Page 374 - If the red slayer think he slays, Or if the slain think he is slain, They know not well the subtle ways I keep, and pass, and turn again. Far or forgot to me is near; Shadow and sunlight are the same; The vanished gods to me appear; And one to me are shame and fame. They reckon ill who leave me out; When me they fly, I am the wings; I am the doubter and the doubt, And I the hymn the Brahmin sings.
Page 207 - Gales from blooming Eden bear; And distant warblings lessen on my ear, That lost in long futurity expire. Fond impious Man, think'st thou, yon sanguine cloud, Raised by thy breath, has quenched the Orb of day? To-morrow he repairs the golden flood, And warms the nations with redoubled ray. Enough for me: With joy I see The different doom our Fates assign. Be thine Despair, and sceptered Care, To triumph, and to die, are mine.
Page 206 - On a rock, whose haughty brow Frowns o'er old Conway's foaming flood. Robed in the sable garb of woe. With haggard eyes the poet stood; (Loose his beard, and hoary hair Streamed, like a meteor, to the troubled air), And with a master's hand, and prophet's fire, Struck the deep sorrows of his lyre.
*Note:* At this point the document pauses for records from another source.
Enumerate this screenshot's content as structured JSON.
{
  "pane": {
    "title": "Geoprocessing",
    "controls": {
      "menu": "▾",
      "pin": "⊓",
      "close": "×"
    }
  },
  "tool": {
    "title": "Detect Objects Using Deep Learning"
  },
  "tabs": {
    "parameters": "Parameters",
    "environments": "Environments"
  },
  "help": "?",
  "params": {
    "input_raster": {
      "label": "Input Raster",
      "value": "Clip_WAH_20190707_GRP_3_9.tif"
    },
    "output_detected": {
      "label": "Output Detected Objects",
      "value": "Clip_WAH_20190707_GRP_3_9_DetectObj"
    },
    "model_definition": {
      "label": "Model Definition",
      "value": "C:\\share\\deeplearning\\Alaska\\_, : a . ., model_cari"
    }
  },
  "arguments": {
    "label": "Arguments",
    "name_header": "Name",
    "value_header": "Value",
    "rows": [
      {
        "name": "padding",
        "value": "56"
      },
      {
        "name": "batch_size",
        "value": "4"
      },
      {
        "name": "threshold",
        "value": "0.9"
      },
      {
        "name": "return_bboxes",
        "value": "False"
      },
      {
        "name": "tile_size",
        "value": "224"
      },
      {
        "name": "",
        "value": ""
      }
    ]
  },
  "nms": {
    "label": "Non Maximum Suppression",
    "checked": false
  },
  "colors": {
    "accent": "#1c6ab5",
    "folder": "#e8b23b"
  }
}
Page 313 - I ask not for the great, the remote, the romantic, what is doing in Italy or Arabia, what is Greek art or Provencal minstrelsy; I embrace the common; I explore and sit at the feet of the familiar, the low.
Page 182 - The leaf was darkish, and had prickles on it, But in another country, as he said, Bore a bright golden flower...
Page 359 - Build therefore your own world. As fast as you conform your life to the pure idea in your mind, that will unfold its great proportions. A correspondent revolution in things will attend the influx of the spirit.
Page 344 - But there is no need of specifying particulars in this class of uses. The catalogue is endless, and the examples so obvious, that I shall leave them to the reader's reflection, with the general remark, that this mercenary benefit is one which has respect to a farther good. A man is fed, not that he may be fed, but that he may work.
Page 207 - King ! their hundred arms they wave, Revenge on thee in hoarser murmurs breathe ; Vocal no more since Cambria's fatal day, To high-born Hoel's harp, or soft Llewellyn's lay.
Page 117 - O, when I am safe in my sylvan home, I tread on the pride of Greece and Rome; And when I am stretched beneath the pines, Where the evening star so holy shines, I laugh at the lore and the pride of man, At the sophist schools and the learned clan ; For what are they all, in their high conceit, When man in the bush with God may meet?